Back at the Castle again. Students had dressed Luther up with cope and miter for the event.
I won’t win any awards for these photos, but they give a glimpse of the event. As others share their photos with me over the next week, I will add to this post.
The morning Inauguration was followed by a reception at the Grand River Center.
At 3:00 we gathered for The Presidential Inauguration Address in the Wartburg Chapel.
“Life Together” was Dietrich Bonhoeffer’s response to the rhetoric and politics of division in Nazi Germany.
“Life Together” is our identity here at Wartburg, and it is also our promise to the church and the world.
3 facets of Wartburg’s identity

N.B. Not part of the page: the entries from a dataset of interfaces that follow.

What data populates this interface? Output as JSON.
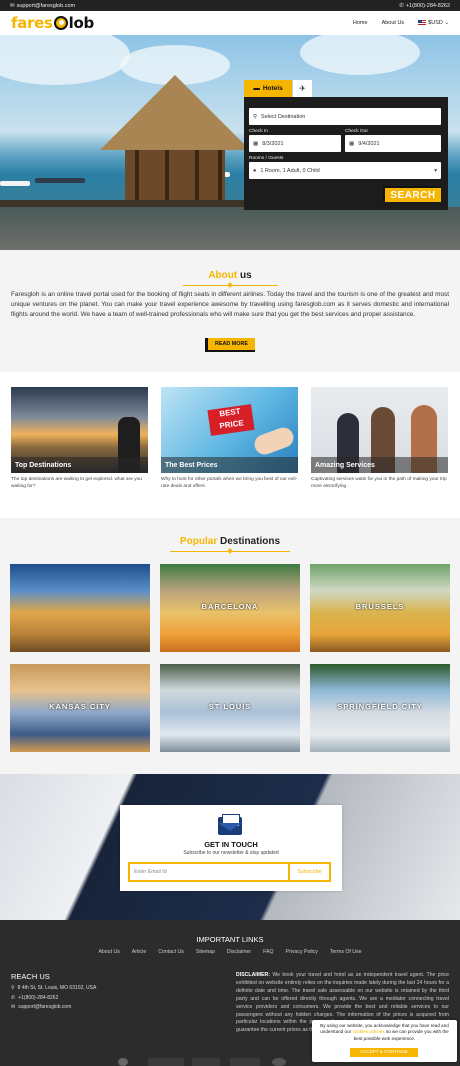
{
  "topbar": {
    "email": "support@faresglob.com",
    "phone": "+1(800)-284-8262"
  },
  "brand": {
    "logo_left": "fares",
    "logo_right": "lob"
  },
  "nav": {
    "home": "Home",
    "about": "About Us",
    "currency": "$USD"
  },
  "booking": {
    "tab_hotels": "Hotels",
    "destination_placeholder": "Select Destination",
    "checkin_label": "Check In",
    "checkin_value": "8/3/2021",
    "checkout_label": "Check Out",
    "checkout_value": "9/4/2021",
    "rooms_label": "Rooms / Guests",
    "rooms_value": "1 Room, 1 Adult, 0 Child",
    "search_label": "SEARCH"
  },
  "about": {
    "title_highlight": "About",
    "title_rest": "us",
    "paragraph": "Faresgloh is an online travel portal used for the booking of flight seats in different airlines. Today the travel and the tourism is one of the greatest and most unique ventures on the planet. You can make your travel experience awesome by travelling using faresglob.com as it serves domestic and international flights around the world. We have a team of well-trained professionals who will make sure that you get the best services and proper assistance.",
    "read_more": "READ MORE"
  },
  "services": [
    {
      "title": "Top Destinations",
      "text": "The top destinations are waiting to get explored. what are you waiting for?"
    },
    {
      "title": "The Best Prices",
      "text": "Why to hunt for other portals when we bring you best of our exit-rate deals and offers."
    },
    {
      "title": "Amazing Services",
      "text": "Captivating services waits for you in the path of making your trip more electrifying."
    }
  ],
  "price_badge": {
    "line1": "BEST",
    "line2": "PRICE"
  },
  "popular": {
    "title_highlight": "Popular",
    "title_rest": "Destinations",
    "cities": [
      "",
      "BARCELONA",
      "BRUSSELS",
      "KANSAS CITY",
      "ST LOUIS",
      "SPRINGFIELD CITY"
    ]
  },
  "newsletter": {
    "title": "GET IN TOUCH",
    "subtitle": "Subscribe to our newsletter & stay updated",
    "email_placeholder": "Enter Email Id",
    "subscribe": "Subscribe"
  },
  "footer": {
    "important_links_title": "IMPORTANT LINKS",
    "links": [
      "About Us",
      "Article",
      "Contact Us",
      "Sitemap",
      "Disclaimer",
      "FAQ",
      "Privacy Policy",
      "Terms Of Use"
    ],
    "reach_title": "REACH US",
    "address": "8 4th St, St. Louis, MO 63102, USA",
    "phone": "+1(800)-284-8262",
    "email": "support@faresglob.com",
    "disclaimer_label": "DISCLAIMER:",
    "disclaimer_text": "We book your travel and hotel as an independent travel agent. The price exhibited on website entirely relies on the inquiries made lately during the last 24 hours for a definite date and time. The travel sale assessable on our website is retained by the third party and can be offered directly through agents. We are a mediator connecting travel service providers and consumers. We provide the best and reliable services to our passengers without any hidden charges. The information of the prices is acquired from particular locations within the previous few days, validity content. Moreover, we do not guarantee the current prices as they fluctuate according to the time."
  },
  "cookie": {
    "text_before": "By using our website, you acknowledge that you have read and understand our",
    "link": "cookies policies",
    "text_after": "so we can provide you with the best possible web experience.",
    "accept": "ACCEPT & CONTINUE"
  },
  "colors": {
    "accent": "#f6b500",
    "dark": "#222222",
    "footer": "#2c2c2c"
  }
}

- Our clear sense of mission and purpose. Trining for ministry with both a castle presence and a digital community. Centered around worship. No classes or meetings during daily worship each morning. Weekly spiritual formation. Balance of core Lutheran theological commitments and an ecclesiology that allows flexibility in non-essentials.
- Our Existence as a resilient community that learns and grows together. Justification and justice stand together in the proclamation of the gospel. Life together is messy and costly. We are as much a learning institution as a teaching institution.
- Outward orientation to the world. The gospel is transforming the world. The steady faith of motley christian communities near and far participated in this.
Our connection with Wartburg Theological Seminary is long and deep. As Lutherans populated Texas, they gradually affiliated with the Missouri Synod (1847), the Ohio Synod (1818) or the Iowa Synod (1854). The Texas Synod (1851) affiliated with the Iowa Synod in 1896, becoming the Texas District of the Iowa Synod (founded in as the Evangelical Lutheran Synod of Iowa and Other States). Pastors in Texas came from many places, but Wartburg seminary, 1000 miles from Houston, became a training ground for Texas and Louisiana pastors. In 1929, the Iowa Synod joined in the merger that formed the American Lutheran Church, which through mergers eventually became the Evangelical Lutheran Church in America. Even today the Texas contingent at Wartburg is substantial.
An evening soirée gave people a chance to connect.